AB - Introduction: Achilles tendon pathology (ATP) encompasses a range of tendon overuse injuries that can be sub-classified into separate pathologies [Weinfeld, 2014]. To date, a number of single nucleotide polymorphisms (SNPs) have been associated with ATP [Raleigh and Collins, 2012] but, with the exception of the COL5A1 rs12722 variant, limited work has been published on attempting to replicate these findings in cohorts other than those recruited from either South Africa or Australia. We selected variants within the TIMP2 (rs4789932) and GDF-5 (rs143383) genes, that have previously been shown to associate with ATP [El Khoury et al, 2013 and Posthumus et al, 2010], and attempted to replicate previous associations in a newly recruited British-based, case-control, Caucasian cohort. Methods: We recruited 133 ATP Caucasian patients from the County Clinic in Northampton along with 131 physically active controls from various sports clubs within the East Midlands region. DNA samples were collected from saliva (DNA genotek Ltd) and Taqman technology, using allele specific probes and primers, was used to genotype all DNA samples. Reactions were run on a StepOne Plus real-time PCR instrument (ABI). Genotypes were called according to post run cluster profiles and data were analysed using Chi-squared (c2) analysis or Fisher’s exact test. Significance was accepted at p < 0.05. All procedures were approved by the University of Northampton Research Ethics Committee.

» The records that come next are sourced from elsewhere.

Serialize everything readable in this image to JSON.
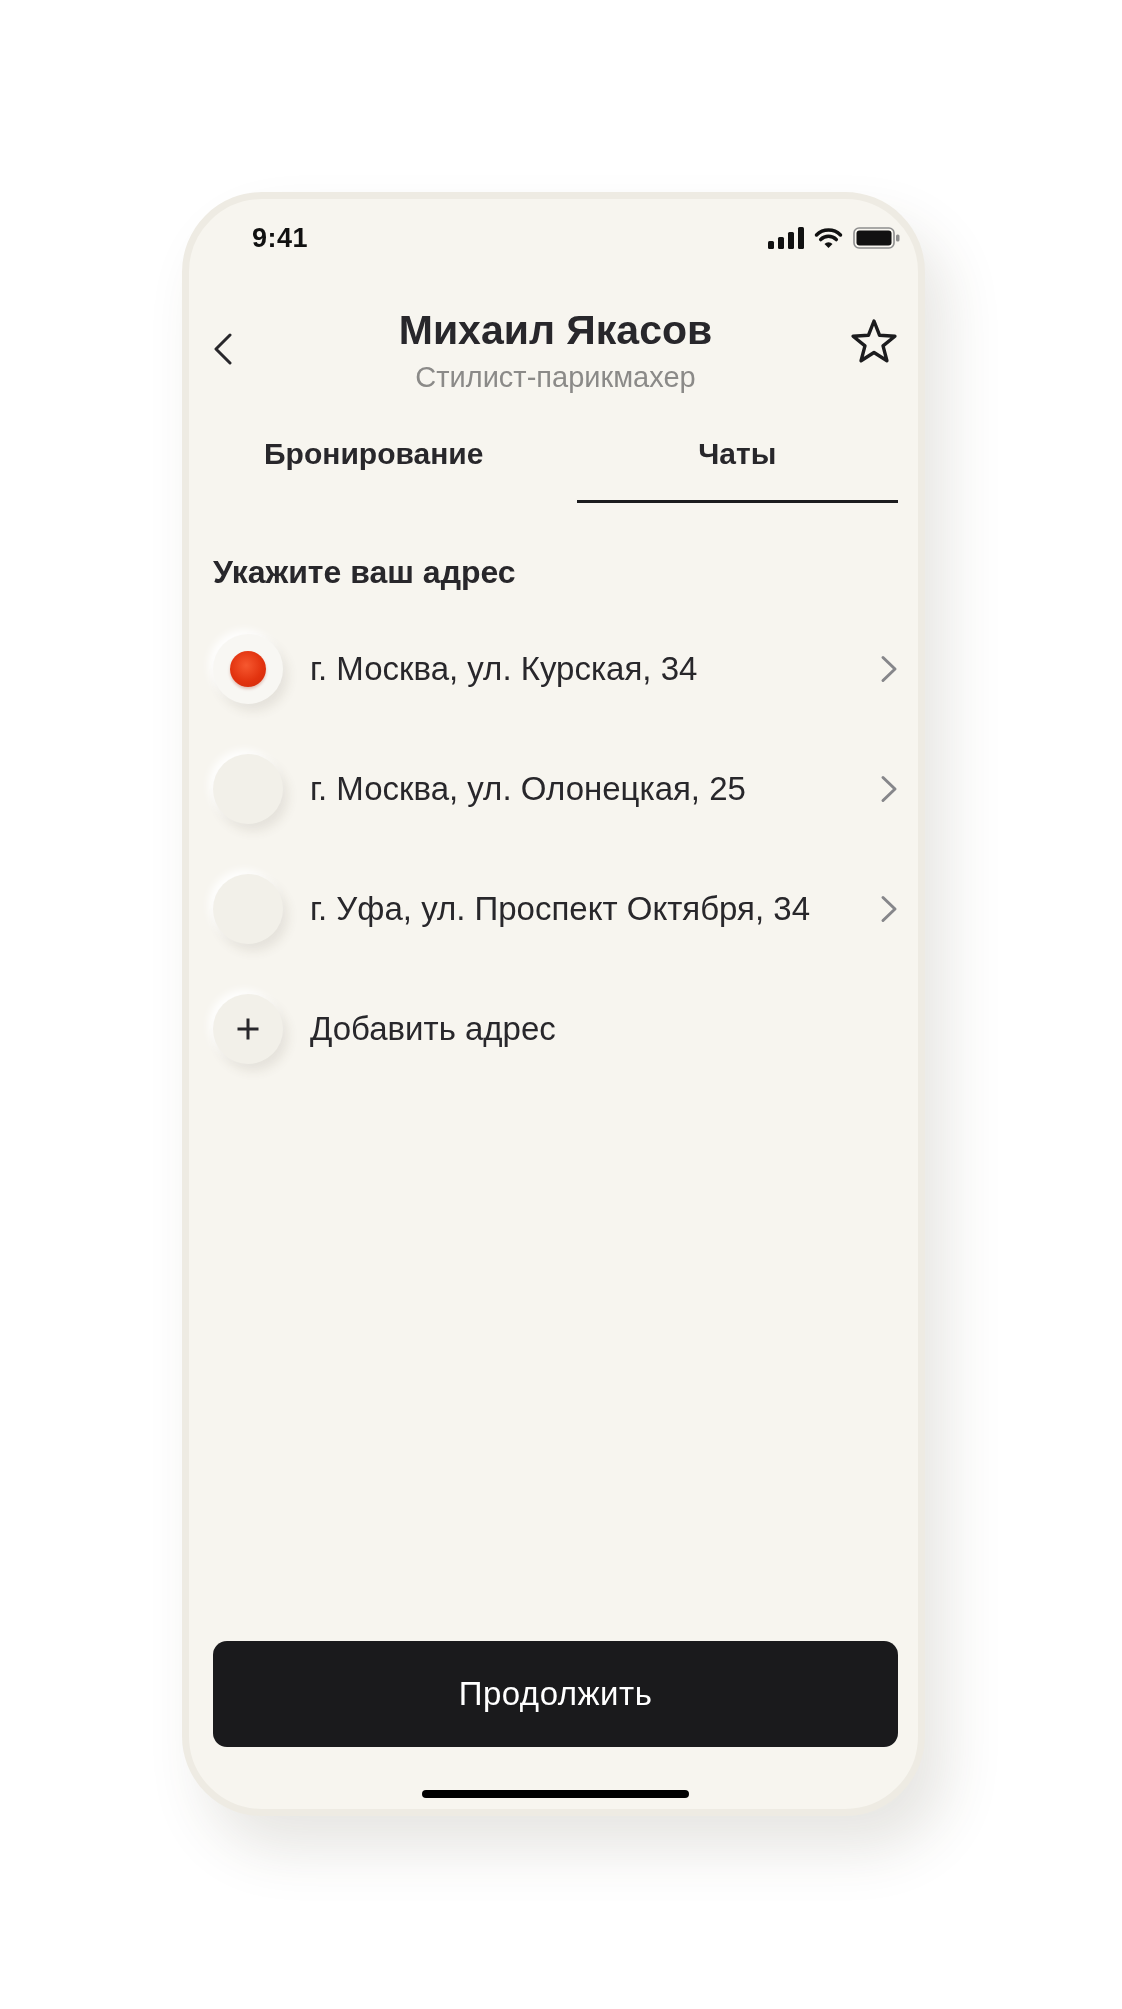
{
  "status_bar": {
    "time": "9:41"
  },
  "header": {
    "title": "Михаил Якасов",
    "subtitle": "Стилист-парикмахер"
  },
  "tabs": [
    {
      "label": "Бронирование",
      "selected": false
    },
    {
      "label": "Чаты",
      "selected": true
    }
  ],
  "address_section": {
    "heading": "Укажите ваш адрес",
    "addresses": [
      {
        "text": "г. Москва, ул. Курская, 34",
        "selected": true
      },
      {
        "text": "г. Москва, ул. Олонецкая, 25",
        "selected": false
      },
      {
        "text": "г. Уфа, ул. Проспект Октября, 34",
        "selected": false
      }
    ],
    "add_label": "Добавить адрес"
  },
  "continue_button": {
    "label": "Продолжить"
  }
}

Results: For the TIMP2 rs4789932 variant we found no association between genotype and case or control status in the entire cohort (p = 0.279). However, in sex specific analysis we did find that the CC genotype was associated (p = 0.043) with male ATP cases compared to controls (Table 1). For the GDF-5 rs143383 variant, we found no association between genotype and case or control status in the entire cohort (p = 0.538) or in either male (p = 0.319) or female (p = 0.737) specific analysis (data not shown). Genotypes did not associate with any other potential confounding variables. Conclusions: The TIMP2 rs478992 CC genotype was associated with male cases of ATP. Although this locus was previously associated with ATP in cohorts recruited from the Southern Hemisphere it was the CT genotype that was the risk factor and the association was not sex specific [El Khoury et al, 2013]. This result might be related to differences in unknown environmental exposures between the cohorts investigated that may modify the effect of the genotype. We found no evidence of an association between ATP and the GDF-5 variant. These data should be viewed as preliminary findings and will need to be repeated in a larger cohort.

KW - Achilles Tendon

KW - Tendiopathy

KW - Genetics

KW - Orthopaedics

KW - Sports injury

U2 - 10.1136/bjsports-2014-094114.83

DO - 10.1136/bjsports-2014-094114.83

M3 - Article

VL - 48

JO - British Journal of Sports Medicine

JF - British Journal of Sports Medicine

SN - 0306-3674

IS - Supp 2

ER -